The 2012 State Energy Efficiency Scorecard, which is compiled by the American Council for an Energy-Efficient Economy, placed California in the No. 2 slot. California had ranked No. 1 in the first four scorecards from the ACEEE before being toppled by Massachusetts last year.

The top ten also includes New York, Oregon, Vermont, Connecticut, Rhode Island, Washington, Maryland and Minnesota — the same ten states that made up the top tier in 2011, as well.

The ACEEE measures six primary policy areas thattypically pursue energy efficiency, including utilities, transportation, building codes, heat and power policies, government-led energy-efficiency initiatives, and appliance standards

Massachusetts continues to benefit from the effects of its Green Communities Act of 2008, which encouraged bigger investments in energy efficient programs by requiring utilities to save a growing percentage of energy each yearwith efficiency measures.
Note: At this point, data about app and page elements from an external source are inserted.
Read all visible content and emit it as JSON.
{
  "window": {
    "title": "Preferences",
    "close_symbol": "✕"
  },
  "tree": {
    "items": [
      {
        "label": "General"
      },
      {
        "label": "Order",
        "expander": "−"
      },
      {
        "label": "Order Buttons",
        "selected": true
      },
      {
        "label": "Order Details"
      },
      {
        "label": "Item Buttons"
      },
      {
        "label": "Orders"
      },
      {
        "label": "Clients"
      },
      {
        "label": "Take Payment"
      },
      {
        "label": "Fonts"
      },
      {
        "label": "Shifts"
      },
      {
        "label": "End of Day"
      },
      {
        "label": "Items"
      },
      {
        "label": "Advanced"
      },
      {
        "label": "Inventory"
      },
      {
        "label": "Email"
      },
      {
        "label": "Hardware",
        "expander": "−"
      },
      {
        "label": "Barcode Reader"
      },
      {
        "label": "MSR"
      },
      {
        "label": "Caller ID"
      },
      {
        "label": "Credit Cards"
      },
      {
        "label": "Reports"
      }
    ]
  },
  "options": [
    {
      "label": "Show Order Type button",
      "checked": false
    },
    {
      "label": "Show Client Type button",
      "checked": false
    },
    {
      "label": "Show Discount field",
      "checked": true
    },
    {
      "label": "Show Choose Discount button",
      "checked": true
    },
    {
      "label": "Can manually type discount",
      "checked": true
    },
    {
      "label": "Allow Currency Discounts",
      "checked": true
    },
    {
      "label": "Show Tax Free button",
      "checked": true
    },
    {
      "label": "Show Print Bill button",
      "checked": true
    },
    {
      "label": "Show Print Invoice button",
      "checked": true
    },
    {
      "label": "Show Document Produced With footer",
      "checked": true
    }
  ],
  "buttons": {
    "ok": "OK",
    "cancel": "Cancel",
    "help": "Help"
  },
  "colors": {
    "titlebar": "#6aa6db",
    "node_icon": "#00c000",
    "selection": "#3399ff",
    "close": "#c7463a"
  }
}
“We are proud to have maintained the number one spot in the nation because of our continued focus on innovation and investments in energy efficiency,” said Massachusetts Gov. Deval Patrick, in a statement. “Our Green Communities Act is cutting our dependence on imported energy sources, creating jobs, and leading the way to a more sustainable energy future for Massachusetts.”

The states that saw the most improvement last year were Oklahoma, Montana, and South Carolina — all of which gave their budgets for electric energy efficiency programs a boost in 2011, and saved even more energy from programs they kicked off in 2010 and 2009.

The scorecard also found that annual savings from customer-funded energy efficiency programs in 2010 were roughly equivalent to the amount of electricity the entire state of Wyoming uses each year — a 40 percent increase over a year earlier.

There were 21 states that fell in the rankings, with Maine dropping the furthest, by 13 places, and Nevada by nine. The ACEEE said that was due both to changes in its scoring methodology, and relatively faster progress by competing states.

The ten least efficient states were Nebraska, Louisiana, Missouri, Kansas, Alaska, South Dakota, Wyoming, West Virginia, North Dakota, and Mississippi, which ranked last.North Dakota was ranked last in 2011. The report said small improvements in energy efficiency have a big impact on a state’s rankings, so those that don’t ramp up their efforts will quickly fall behind.

The ACEEE said that even top-ranked states like Massachusetts should continue to make improvements, as no state achieved a perfect score. Among the group’s recommendations were adopting and adequately funding an Energy Efficiency Resource Standard, or energy savings target, and putting in place tougher tailpipe emissions standards for cars and trucks, as several of the most energy-efficient states have done.